┏━━
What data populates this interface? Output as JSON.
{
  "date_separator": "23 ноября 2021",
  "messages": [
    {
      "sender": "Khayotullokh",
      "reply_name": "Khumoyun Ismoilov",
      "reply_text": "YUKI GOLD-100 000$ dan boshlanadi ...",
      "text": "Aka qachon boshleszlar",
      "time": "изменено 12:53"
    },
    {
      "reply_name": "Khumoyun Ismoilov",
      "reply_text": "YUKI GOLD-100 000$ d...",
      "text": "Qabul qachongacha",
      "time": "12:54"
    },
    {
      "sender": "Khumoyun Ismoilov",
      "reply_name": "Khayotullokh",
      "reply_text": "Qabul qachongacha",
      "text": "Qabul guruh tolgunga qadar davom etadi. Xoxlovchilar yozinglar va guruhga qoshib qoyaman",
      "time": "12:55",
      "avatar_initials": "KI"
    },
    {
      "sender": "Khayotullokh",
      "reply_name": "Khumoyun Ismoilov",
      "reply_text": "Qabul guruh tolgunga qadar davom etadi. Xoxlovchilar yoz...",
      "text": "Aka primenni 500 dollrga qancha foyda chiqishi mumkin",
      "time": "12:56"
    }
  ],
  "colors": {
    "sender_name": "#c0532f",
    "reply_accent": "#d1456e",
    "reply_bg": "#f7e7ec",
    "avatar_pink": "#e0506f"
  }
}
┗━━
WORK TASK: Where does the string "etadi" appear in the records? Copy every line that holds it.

TASK SOLUTION:
      "text": "Qabul guruh tolgunga qadar davom etadi. Xoxlovchilar yozinglar va guruhga qoshib qoyaman",
      "reply_text": "Qabul guruh tolgunga qadar davom etadi. Xoxlovchilar yoz...",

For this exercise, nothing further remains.